In 1973, Chuck Jones wrote and directed a short animated version of The Cricket In Times Square with Mel Blanc cast as the voice of Tucker Mouse and Paul, Les Tremayne as the voices of Chester Cricket, Harry Cat, Papa Bellini, and Mr. Smedley, June Foray as Mama Bellini, and Kerry MacLane as Mario.
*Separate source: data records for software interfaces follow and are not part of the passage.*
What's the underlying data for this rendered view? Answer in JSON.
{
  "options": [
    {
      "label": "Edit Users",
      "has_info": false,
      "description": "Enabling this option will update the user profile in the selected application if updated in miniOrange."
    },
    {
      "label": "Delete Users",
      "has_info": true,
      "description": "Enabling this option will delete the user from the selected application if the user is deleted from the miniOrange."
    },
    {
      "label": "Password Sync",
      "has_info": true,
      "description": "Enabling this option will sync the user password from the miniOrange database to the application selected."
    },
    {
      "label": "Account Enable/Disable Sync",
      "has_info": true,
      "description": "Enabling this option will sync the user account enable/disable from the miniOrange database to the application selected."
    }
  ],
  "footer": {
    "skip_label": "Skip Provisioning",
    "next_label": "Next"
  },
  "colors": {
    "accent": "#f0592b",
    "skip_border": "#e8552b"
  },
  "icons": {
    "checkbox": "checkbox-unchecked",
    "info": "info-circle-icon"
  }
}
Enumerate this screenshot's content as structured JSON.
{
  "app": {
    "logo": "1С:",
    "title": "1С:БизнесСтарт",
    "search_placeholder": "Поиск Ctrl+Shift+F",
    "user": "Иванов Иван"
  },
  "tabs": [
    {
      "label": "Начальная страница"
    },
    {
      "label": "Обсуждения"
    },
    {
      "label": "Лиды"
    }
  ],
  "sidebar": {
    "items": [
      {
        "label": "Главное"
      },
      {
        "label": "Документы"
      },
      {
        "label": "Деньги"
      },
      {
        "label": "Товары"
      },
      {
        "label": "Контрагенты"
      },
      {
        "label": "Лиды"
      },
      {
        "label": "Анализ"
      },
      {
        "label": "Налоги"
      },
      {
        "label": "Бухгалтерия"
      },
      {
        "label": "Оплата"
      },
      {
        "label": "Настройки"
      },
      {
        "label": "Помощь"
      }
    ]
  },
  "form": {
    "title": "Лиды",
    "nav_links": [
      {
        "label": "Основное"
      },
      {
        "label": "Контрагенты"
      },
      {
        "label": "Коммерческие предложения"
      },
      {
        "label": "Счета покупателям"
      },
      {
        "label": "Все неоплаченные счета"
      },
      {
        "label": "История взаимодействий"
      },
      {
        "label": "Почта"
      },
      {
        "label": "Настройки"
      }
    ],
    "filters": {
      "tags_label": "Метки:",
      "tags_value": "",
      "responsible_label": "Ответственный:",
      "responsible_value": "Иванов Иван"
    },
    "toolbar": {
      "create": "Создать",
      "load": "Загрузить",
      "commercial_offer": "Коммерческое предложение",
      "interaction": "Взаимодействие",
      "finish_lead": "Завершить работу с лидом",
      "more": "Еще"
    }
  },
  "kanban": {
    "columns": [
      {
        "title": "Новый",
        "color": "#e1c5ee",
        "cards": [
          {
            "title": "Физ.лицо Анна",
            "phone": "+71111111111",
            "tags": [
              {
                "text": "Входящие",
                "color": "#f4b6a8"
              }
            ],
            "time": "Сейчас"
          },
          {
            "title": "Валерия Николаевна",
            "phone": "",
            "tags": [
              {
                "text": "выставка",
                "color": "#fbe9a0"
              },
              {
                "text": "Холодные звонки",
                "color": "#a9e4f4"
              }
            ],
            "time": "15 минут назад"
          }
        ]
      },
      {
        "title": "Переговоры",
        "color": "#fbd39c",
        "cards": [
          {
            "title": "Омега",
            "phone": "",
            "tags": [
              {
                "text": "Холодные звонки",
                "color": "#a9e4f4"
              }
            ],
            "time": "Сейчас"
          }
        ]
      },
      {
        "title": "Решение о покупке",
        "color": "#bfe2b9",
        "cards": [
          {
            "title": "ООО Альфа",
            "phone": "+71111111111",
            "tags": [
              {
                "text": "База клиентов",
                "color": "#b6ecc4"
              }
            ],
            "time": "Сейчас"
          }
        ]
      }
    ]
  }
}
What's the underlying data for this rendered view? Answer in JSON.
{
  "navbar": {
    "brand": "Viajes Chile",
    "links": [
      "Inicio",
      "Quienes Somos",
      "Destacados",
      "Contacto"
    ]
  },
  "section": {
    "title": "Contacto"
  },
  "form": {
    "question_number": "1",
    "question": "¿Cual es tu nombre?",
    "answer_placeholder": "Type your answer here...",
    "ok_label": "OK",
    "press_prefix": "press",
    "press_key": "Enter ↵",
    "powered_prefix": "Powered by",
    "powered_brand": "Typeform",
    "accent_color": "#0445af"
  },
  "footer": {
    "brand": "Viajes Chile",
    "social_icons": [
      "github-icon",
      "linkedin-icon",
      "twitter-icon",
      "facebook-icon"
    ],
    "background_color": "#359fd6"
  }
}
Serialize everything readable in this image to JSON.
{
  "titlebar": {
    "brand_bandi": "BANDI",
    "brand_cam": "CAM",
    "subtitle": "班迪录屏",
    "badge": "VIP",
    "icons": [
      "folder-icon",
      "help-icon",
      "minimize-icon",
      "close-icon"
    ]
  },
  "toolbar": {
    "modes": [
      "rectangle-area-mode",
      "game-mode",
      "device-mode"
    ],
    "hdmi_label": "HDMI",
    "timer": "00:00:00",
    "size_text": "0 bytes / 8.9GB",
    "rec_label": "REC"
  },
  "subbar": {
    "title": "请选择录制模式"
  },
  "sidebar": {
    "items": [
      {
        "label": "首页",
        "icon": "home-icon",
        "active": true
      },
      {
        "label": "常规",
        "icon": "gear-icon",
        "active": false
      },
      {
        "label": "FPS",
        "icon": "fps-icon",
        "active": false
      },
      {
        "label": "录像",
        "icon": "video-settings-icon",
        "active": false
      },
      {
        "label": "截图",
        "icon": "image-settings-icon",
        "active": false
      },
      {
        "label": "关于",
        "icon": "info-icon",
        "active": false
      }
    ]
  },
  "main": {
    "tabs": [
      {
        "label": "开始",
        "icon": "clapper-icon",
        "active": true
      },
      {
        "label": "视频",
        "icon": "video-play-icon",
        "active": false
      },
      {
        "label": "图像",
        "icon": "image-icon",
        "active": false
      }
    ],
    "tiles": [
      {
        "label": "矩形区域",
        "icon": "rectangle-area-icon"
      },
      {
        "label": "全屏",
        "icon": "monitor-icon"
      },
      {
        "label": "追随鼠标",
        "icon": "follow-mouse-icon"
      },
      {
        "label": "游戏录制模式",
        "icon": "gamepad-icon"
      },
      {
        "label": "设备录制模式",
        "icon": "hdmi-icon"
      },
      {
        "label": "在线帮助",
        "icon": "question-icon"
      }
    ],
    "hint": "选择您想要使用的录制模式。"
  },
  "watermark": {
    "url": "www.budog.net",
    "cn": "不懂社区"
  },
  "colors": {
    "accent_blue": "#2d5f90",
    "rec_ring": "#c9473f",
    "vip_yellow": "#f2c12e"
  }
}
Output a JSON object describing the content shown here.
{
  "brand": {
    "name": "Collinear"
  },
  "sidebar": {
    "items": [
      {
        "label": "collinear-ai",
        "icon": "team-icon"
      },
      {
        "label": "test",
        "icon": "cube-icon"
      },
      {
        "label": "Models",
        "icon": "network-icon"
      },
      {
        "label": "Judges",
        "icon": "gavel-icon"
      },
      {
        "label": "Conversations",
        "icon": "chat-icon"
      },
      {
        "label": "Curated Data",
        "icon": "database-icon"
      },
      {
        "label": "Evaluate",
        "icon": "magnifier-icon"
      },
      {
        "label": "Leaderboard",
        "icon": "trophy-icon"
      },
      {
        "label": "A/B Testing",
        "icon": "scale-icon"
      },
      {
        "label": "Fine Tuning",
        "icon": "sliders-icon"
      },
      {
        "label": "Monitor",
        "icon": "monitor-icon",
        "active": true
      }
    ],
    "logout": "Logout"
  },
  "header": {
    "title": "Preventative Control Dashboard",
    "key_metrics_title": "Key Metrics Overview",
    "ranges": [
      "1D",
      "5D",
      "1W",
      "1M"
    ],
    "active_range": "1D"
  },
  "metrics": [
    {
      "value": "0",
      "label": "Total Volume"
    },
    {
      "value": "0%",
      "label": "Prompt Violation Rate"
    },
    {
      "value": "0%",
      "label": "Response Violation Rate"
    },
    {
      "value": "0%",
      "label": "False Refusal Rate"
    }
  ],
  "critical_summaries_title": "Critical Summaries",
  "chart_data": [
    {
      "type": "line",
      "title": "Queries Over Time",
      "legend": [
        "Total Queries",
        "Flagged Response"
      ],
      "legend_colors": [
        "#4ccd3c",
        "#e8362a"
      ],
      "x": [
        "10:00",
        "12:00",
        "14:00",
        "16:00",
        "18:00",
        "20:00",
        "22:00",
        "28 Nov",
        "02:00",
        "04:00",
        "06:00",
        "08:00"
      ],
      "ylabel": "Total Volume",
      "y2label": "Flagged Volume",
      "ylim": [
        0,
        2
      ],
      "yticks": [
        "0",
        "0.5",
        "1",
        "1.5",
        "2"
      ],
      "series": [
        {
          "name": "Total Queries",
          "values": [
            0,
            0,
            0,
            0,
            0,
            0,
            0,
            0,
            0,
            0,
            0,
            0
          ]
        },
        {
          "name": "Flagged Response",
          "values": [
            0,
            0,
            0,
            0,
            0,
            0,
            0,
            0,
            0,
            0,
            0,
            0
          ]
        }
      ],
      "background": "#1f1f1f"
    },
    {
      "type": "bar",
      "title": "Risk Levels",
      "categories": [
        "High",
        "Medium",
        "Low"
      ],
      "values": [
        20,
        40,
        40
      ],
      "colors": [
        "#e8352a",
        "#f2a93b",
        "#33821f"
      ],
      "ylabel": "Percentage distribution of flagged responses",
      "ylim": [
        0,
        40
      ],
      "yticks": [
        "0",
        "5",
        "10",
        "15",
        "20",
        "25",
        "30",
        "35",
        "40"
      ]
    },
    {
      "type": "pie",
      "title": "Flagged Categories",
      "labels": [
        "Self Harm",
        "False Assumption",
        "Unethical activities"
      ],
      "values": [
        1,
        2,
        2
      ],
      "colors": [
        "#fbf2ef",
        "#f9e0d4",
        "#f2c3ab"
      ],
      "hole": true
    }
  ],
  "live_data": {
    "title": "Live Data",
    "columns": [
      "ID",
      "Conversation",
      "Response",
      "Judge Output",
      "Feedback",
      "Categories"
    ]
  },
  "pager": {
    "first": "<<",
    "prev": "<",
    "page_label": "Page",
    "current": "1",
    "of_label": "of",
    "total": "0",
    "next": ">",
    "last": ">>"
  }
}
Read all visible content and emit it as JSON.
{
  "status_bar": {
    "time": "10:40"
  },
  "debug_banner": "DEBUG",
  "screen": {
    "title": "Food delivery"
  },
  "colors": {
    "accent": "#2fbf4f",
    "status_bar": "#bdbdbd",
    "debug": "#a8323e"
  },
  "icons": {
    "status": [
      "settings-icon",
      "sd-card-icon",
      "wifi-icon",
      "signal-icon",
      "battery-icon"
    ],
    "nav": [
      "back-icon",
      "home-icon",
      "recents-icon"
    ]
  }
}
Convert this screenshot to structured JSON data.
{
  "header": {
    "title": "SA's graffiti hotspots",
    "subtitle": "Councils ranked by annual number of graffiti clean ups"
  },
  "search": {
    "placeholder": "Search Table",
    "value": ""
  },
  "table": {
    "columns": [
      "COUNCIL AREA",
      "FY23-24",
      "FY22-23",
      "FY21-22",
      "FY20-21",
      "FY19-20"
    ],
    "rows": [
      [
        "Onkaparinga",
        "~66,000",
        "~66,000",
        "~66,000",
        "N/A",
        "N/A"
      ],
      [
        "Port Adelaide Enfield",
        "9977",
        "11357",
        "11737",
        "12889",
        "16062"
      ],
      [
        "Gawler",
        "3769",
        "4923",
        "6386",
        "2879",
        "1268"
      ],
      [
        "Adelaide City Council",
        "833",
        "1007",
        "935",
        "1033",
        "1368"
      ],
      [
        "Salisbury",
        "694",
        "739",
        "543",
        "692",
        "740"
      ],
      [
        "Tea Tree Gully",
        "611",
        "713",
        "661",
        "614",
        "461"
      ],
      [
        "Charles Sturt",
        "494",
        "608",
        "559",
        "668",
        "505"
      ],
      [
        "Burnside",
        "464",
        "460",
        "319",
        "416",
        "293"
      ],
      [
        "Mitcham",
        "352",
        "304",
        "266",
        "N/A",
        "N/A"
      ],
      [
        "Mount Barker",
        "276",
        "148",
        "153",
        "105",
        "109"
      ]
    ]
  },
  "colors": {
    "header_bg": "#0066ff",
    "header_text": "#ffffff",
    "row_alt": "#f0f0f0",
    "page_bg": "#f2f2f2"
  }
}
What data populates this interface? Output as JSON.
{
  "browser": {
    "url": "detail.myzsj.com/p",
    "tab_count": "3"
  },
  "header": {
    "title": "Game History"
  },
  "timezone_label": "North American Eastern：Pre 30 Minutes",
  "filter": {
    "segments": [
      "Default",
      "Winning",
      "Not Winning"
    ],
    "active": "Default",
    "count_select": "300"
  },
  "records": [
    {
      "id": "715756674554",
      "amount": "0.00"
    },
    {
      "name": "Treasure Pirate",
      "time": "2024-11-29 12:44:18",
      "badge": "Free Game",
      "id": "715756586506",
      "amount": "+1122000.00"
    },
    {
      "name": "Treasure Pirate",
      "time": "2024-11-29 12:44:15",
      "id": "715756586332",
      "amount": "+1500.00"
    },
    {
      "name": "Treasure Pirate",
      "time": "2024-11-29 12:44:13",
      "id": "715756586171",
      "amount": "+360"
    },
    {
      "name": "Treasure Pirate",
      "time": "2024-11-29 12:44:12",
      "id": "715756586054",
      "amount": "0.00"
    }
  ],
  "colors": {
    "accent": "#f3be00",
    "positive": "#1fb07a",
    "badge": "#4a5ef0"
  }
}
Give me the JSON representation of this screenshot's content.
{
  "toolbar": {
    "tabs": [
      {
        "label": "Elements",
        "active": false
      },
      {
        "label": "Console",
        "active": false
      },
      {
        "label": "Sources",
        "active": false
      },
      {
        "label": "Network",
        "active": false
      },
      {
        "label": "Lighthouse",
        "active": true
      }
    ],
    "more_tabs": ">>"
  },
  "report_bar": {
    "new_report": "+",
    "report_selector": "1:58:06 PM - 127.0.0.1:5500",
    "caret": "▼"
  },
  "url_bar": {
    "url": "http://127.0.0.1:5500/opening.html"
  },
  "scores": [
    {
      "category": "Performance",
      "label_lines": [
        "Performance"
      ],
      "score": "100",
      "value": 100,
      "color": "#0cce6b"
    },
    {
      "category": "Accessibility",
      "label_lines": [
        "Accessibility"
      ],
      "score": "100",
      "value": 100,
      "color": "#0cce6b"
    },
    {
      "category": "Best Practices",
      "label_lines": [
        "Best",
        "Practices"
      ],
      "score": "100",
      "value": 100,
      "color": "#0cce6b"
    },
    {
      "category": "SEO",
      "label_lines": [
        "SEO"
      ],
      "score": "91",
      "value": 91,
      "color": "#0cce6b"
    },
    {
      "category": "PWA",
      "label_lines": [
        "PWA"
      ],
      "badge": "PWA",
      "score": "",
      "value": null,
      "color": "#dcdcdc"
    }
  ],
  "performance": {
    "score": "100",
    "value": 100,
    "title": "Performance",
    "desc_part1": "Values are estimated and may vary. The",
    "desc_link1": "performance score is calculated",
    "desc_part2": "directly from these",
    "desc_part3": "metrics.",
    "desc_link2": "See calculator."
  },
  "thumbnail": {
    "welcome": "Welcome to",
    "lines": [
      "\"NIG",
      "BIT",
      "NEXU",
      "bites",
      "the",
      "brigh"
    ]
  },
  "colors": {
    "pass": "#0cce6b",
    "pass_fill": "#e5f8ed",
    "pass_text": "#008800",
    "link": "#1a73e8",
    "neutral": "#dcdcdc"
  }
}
The special aired on ABC on April 24, 1973.[3]

Jones also wrote and directed two animated sequels, A Very Merry Cricket (1973)[4] and Yankee Doodle Cricket (1975).[5]


Selden wrote six sequels to the book: Tucker's Countryside (1969), Harry Cat's Pet Puppy (1974), Chester Cricket's Pigeon Ride (1981), Chester Cricket's New Home (1983), Harry Kitten and Tucker Mouse (1986), and The Old Meadow (1987). Furthermore, in 2011 Macmillan released three Harry Cat and Tucker Mouse books by Thea Feldman based on characters in The Cricket in Times Square: Harry to the Rescue!, Starring Harry, and Tucker's Beetle Band.


  1. ^ "Newbery Medal and Honor Books, 1922–Present". American Library Association. 1999-11-30. Retrieved May 9, 2013.
  2. ^ On-line biography of George Selden, The Educational Paperback Association, archived from the original on 2006-04-23.
  3. ^ Woolery, George W. (1989). Animated TV Specials: The Complete Directory to the First Twenty-Five Years, 1962-1987. Scarecrow Press. pp. 99–100. ISBN 0-8108-2198-2. Retrieved 27 March 2020.
  4. ^ "A very merry cricket", IMDb.
  5. ^ "Yankee Doodle Cricket", IMDb.

Further reading[edit]

  • Onion, Susan (2000). A guide for using The Cricket in Times Square in the classroom, based on the novel written by George Selden. Westminster, CA: Teacher Created Materials. ISBN 1-55734419-1.

External links[edit]